[[ DATA EXCERPTS open ]]

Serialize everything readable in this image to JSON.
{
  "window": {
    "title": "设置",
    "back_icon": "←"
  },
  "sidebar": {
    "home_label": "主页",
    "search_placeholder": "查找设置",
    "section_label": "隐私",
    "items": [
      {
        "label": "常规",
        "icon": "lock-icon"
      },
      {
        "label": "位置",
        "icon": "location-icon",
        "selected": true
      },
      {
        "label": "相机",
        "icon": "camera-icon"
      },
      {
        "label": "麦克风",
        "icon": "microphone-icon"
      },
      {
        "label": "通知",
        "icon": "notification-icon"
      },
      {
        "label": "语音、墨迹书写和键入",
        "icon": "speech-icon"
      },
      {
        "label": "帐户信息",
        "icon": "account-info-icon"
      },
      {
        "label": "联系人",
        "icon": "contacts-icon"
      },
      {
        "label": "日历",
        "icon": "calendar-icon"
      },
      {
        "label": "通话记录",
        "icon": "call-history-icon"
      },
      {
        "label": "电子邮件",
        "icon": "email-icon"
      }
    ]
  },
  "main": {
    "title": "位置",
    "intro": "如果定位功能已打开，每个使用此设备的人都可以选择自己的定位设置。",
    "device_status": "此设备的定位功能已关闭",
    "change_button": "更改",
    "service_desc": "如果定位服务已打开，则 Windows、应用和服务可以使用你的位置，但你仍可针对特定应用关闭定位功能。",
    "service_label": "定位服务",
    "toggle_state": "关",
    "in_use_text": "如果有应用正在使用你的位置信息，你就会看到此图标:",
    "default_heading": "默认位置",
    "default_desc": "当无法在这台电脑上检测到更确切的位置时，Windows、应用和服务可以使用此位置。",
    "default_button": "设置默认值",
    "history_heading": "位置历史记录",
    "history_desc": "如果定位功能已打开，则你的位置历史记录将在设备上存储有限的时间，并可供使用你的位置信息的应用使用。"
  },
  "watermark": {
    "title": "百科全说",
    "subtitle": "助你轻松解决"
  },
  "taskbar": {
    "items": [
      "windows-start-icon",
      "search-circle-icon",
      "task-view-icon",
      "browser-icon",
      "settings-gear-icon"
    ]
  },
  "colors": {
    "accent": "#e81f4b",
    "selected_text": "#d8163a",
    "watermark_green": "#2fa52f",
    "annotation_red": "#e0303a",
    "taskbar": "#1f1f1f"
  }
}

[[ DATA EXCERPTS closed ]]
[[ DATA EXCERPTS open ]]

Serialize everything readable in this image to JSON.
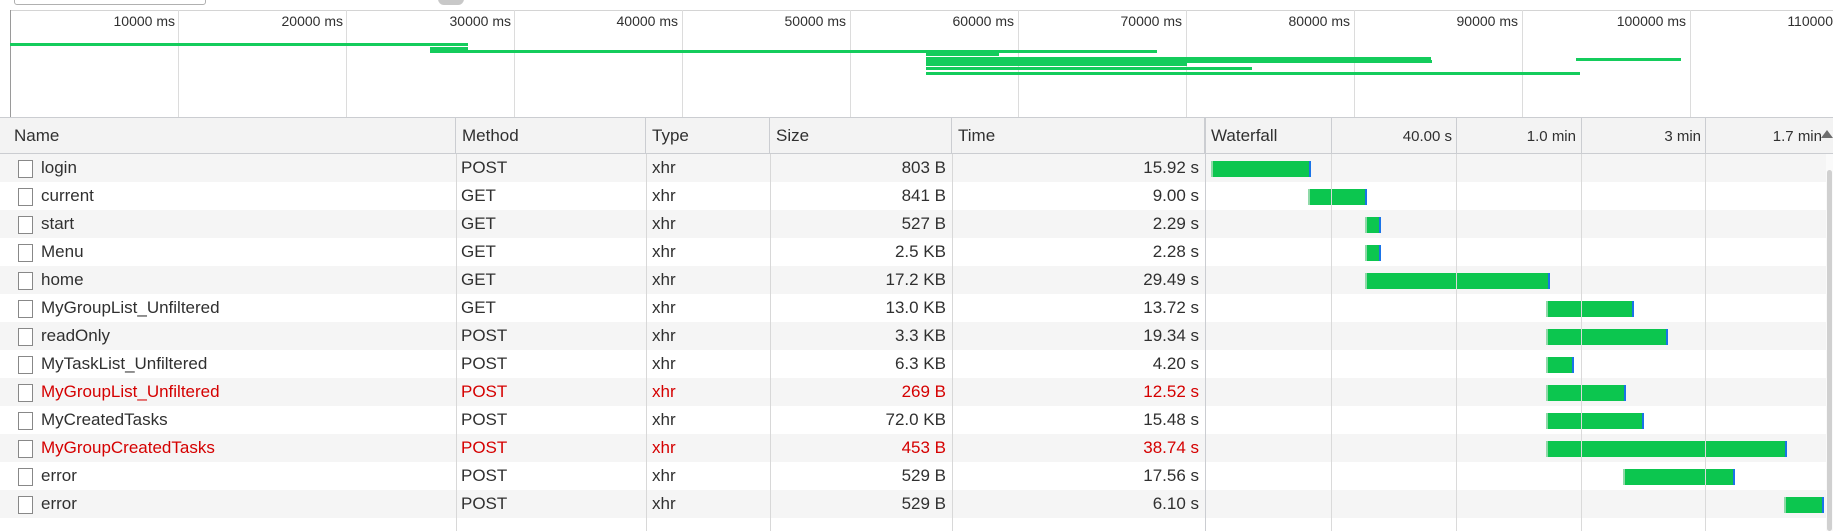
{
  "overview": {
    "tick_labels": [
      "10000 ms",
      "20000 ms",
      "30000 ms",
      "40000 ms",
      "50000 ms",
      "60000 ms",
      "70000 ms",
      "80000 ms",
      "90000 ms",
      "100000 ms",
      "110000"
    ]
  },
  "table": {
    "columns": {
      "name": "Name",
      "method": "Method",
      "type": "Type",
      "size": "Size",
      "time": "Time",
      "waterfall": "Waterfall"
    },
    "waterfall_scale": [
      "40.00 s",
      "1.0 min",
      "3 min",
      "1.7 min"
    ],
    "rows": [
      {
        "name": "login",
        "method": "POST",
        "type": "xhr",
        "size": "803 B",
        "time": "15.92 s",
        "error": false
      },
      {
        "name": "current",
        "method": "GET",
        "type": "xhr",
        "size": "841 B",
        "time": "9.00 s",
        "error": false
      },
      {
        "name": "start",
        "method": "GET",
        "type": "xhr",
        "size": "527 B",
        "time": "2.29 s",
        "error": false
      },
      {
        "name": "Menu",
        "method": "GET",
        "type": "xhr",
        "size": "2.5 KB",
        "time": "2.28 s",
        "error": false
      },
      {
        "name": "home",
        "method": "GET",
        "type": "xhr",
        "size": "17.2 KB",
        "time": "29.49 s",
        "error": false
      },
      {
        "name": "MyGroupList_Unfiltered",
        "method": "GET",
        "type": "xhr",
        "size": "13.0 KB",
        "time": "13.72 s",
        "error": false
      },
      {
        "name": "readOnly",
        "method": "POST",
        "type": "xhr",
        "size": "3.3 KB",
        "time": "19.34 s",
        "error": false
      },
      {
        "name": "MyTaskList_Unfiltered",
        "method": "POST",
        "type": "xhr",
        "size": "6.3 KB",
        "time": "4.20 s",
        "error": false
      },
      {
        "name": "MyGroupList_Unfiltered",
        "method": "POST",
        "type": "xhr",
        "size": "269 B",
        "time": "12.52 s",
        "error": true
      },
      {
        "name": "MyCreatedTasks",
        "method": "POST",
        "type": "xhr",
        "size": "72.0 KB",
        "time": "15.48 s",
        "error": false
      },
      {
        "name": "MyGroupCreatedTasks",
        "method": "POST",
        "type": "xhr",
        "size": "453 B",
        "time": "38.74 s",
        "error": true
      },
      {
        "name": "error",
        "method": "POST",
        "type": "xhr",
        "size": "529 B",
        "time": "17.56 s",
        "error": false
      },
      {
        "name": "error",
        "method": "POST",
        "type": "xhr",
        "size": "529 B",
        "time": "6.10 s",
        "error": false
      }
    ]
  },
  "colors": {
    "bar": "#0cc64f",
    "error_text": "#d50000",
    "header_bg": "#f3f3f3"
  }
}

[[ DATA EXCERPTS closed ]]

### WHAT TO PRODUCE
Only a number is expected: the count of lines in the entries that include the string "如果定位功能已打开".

### RESULT FOR THIS TASK
2